When we put the entire picture toge
ther, we should not be surprised that Lin wasn’t drafted. After all, he was a relatively old player from a minor conference that didn’t excel at scoring.
Of course Lin’s performance with the Knicks suggests that decision back in 2010 wasn’t correct. Was there anything in Lin’s college performance that would suggest that Lin would be a productive NBA player? Before we get to those numbers, it should be emphasized that college numbers are not a crystal ball into a player’s pro career. However, they are much better at predicting performance than whatever methods the NBA employs when making choices in the draft.
Let’s start with a summary of Lin’s numbers. Wins in basketball are primarily about shooting efficiency (i.e. the ability to put the ball in the basket), and your ability to gain and keep possession of the ball (i.e. rebounds, steals, and turnovers). The importance of these factors drives the calculation of Wins Produced. This model can be simplified into Win Score, which is calculated as follows:
Win Score = Points + Steals + Offensive Rebounds + ½*Defensive Rebounds + ½*Assists + ½*Blocked Shots – Field Goal Attempts – ½*Free Throw Attempts – Turnovers – ½*Personal Fouls
An average point guard selected in the NBA draft from 1995 to 2009 posted a 5.8 Win Score per 40 minutes (WS40) in his last year in college. In 2009-10, Lin posted an 8.0 WS40, which meant he was an above average prospect.
Lin’s above average Win Score was driven by his ability to excel at shooting efficiency from two-point range, his ability to get rebounds, and his ability to get steals. When we look at which college factors predict an NBA player’s productivity, we find that it is these very same factors that matter: shooting efficiency from two-point range, rebounds, and steals.
Now what factors don’t matter? We found that a player’s height, age, and other box score numbers are not associated with more NBA production later on. In addition, appearing in the Final Four – a factor that clearly impacts draft position – doesn’t suggest higher production in the future. In sum, what Lin didn’t have in 2010 wasn’t related to his future NBA prospects. Consequently – contrary to what people in the NBA thought back in 2010 — people outside the NBA argued (again, back in 2010) that Lin might be worth a look.

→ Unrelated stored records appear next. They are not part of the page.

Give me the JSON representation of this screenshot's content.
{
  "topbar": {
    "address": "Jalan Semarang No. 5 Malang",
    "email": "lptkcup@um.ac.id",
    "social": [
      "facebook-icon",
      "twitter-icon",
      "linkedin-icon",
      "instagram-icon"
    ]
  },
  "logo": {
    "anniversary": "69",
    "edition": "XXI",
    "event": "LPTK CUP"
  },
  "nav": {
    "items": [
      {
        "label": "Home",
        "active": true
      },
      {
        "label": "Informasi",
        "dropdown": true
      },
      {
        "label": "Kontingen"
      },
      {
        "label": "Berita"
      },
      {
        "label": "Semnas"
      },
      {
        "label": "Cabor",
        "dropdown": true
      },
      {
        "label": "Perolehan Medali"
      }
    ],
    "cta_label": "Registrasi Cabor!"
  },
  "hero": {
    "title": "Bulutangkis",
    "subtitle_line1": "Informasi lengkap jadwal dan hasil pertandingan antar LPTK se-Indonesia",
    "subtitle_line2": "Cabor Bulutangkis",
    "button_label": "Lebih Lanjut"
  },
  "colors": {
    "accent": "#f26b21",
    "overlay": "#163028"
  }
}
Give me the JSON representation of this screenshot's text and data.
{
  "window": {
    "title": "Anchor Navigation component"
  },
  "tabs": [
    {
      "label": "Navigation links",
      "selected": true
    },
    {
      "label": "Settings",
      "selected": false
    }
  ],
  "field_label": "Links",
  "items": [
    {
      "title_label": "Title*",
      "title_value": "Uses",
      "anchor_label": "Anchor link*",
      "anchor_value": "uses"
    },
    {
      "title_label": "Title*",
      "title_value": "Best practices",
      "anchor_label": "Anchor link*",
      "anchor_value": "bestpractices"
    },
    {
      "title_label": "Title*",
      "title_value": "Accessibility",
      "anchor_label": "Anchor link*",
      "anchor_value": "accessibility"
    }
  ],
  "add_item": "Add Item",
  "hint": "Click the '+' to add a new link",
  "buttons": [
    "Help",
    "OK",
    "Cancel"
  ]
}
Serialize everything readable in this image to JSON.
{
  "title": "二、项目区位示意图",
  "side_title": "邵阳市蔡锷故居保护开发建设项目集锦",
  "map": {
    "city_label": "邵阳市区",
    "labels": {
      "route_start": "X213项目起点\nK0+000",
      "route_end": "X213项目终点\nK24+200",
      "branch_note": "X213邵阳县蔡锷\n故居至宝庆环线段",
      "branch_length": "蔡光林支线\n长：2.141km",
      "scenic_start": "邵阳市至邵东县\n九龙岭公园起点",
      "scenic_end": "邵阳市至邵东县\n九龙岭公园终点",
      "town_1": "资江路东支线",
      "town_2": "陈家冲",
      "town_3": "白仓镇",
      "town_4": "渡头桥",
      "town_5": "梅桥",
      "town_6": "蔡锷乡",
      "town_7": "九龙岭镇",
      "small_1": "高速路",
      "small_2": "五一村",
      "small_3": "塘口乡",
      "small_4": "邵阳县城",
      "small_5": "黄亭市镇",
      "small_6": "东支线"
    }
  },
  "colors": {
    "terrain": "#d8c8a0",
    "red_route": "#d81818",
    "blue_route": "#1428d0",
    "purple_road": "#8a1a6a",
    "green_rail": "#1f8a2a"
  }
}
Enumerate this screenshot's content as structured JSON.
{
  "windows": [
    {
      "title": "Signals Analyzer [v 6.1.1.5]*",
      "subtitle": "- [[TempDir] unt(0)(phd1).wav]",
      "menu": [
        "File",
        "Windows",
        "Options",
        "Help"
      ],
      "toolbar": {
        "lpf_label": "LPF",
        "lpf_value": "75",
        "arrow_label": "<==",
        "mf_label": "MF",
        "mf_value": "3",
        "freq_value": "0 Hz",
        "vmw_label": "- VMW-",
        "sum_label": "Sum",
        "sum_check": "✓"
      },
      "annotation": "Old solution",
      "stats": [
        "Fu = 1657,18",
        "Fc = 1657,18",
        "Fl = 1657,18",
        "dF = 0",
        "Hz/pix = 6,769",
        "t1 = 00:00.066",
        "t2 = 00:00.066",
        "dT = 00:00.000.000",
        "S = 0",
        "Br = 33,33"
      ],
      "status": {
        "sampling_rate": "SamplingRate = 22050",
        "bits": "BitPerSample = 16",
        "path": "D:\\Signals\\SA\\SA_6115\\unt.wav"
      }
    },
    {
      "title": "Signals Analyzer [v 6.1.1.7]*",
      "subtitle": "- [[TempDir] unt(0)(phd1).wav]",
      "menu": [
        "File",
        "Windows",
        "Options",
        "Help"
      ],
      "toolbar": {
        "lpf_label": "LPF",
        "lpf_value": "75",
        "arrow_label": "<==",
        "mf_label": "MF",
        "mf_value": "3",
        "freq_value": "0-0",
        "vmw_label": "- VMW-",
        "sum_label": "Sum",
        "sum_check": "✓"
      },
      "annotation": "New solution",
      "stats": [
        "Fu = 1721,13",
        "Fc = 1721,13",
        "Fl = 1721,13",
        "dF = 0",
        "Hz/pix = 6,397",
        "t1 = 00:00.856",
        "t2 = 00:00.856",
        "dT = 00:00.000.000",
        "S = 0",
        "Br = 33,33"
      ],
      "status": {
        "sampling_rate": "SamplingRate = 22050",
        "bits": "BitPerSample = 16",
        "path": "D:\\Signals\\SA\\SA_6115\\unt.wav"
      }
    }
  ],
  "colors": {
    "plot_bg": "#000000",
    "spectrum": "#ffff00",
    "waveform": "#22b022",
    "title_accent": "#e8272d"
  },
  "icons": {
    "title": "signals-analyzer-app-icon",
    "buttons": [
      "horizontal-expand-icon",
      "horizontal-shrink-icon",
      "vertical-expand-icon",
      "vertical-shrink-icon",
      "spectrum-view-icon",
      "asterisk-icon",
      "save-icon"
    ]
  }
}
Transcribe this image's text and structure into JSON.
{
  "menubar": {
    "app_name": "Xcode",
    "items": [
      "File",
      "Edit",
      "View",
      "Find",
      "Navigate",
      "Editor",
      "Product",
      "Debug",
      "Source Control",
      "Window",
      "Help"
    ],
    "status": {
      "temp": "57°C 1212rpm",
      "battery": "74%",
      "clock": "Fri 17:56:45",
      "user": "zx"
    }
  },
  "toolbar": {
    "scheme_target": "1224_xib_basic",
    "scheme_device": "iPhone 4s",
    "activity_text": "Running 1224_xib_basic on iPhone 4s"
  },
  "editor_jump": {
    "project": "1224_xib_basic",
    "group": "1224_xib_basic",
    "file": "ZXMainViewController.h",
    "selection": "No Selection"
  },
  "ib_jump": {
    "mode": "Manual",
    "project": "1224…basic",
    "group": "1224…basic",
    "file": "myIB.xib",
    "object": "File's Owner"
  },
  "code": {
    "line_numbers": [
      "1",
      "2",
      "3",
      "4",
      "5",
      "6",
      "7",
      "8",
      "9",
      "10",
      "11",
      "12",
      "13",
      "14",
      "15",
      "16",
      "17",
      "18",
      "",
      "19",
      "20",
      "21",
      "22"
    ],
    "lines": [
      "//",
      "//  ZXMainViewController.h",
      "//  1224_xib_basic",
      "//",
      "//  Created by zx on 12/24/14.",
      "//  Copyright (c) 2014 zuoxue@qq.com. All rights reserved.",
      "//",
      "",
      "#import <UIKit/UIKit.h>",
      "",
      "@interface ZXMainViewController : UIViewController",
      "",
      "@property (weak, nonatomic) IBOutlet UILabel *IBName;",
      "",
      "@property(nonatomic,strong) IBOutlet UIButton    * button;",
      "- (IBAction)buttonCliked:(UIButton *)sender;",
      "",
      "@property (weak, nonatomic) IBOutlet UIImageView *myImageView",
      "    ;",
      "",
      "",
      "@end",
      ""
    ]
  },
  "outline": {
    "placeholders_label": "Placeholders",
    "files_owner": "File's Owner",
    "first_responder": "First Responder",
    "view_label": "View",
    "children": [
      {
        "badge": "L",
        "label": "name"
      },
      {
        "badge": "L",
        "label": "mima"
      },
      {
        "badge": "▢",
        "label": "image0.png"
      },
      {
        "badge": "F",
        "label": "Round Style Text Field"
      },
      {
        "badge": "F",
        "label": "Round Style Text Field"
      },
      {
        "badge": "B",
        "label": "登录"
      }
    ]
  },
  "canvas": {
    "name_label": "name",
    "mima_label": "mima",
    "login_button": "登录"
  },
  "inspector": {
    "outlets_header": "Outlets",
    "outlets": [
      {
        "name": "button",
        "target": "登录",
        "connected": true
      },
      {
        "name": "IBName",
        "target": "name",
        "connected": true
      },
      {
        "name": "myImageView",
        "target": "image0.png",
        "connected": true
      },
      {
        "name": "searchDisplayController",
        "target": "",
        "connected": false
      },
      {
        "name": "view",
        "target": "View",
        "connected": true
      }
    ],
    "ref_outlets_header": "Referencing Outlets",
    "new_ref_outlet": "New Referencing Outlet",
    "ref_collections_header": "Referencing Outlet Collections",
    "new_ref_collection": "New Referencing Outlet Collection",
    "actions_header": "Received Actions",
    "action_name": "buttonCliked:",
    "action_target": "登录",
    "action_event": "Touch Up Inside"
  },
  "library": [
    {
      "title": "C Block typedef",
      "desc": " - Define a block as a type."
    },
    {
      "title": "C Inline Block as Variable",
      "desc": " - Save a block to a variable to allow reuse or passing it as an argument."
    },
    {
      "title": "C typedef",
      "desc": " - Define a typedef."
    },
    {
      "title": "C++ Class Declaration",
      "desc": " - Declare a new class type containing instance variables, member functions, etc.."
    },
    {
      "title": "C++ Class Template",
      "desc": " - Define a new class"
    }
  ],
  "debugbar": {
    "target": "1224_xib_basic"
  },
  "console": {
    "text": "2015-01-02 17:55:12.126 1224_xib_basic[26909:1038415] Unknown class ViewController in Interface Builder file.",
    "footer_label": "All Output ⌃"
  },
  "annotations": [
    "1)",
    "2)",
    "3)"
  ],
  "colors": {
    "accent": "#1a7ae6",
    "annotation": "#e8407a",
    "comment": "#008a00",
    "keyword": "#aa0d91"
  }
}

The last team to overlook Lin was the Houston Rockets — they cut Lin back in December. At that time, the point guard the Rockets decided to keep was Jonny Flynn. Back in 2009, Flynn – after posting a 4.7 WS40 at Syracuse in 2008-09 (that is a below average mark) — was the 6th player taken in the NBA draft. As of last December, Flynn had played more than 3,300 minutes in the NBA and again posted below average numbers. Despite all this evidence that Flynn is not an above average basketball player, the Rockets kept Flynn over Lin.
What explain this “Flynnsanity”? Not only do NBA decision-makers focus on the wrong issues on the NBA draft, they also are slow to let these decisions go. A player’s draft position impacts minutes played – even after we control for performance – several years into a player’s career. So it’s not surprising that Flynn – who did not play well in college or in the NBA – was chosen by the Rockets over Lin. Flynn was supposed to be a star in college. He was supposed to be a star when he was drafted. And I am sure, people still believe Flynn may someday be a star in the NBA.
But given the consistency of NBA performance, it seems unlikely Flynn will ever be a star. And although the sample is still quite small, we now have even more evidence that Lin – contrary to what was thought by many (but not all) back in 2010 — will be a productive NBA player.
All this tells us is that although it’s much easier to evaluate talent in the NBA than the NFL, the results for teams in both leagues appear to be the same. And until decision makers in the NBA can do a better job of focusing on what matters – and ignoring what doesn’t – decisions in the NBA are likely to continue to look very much like what we see in the NFL.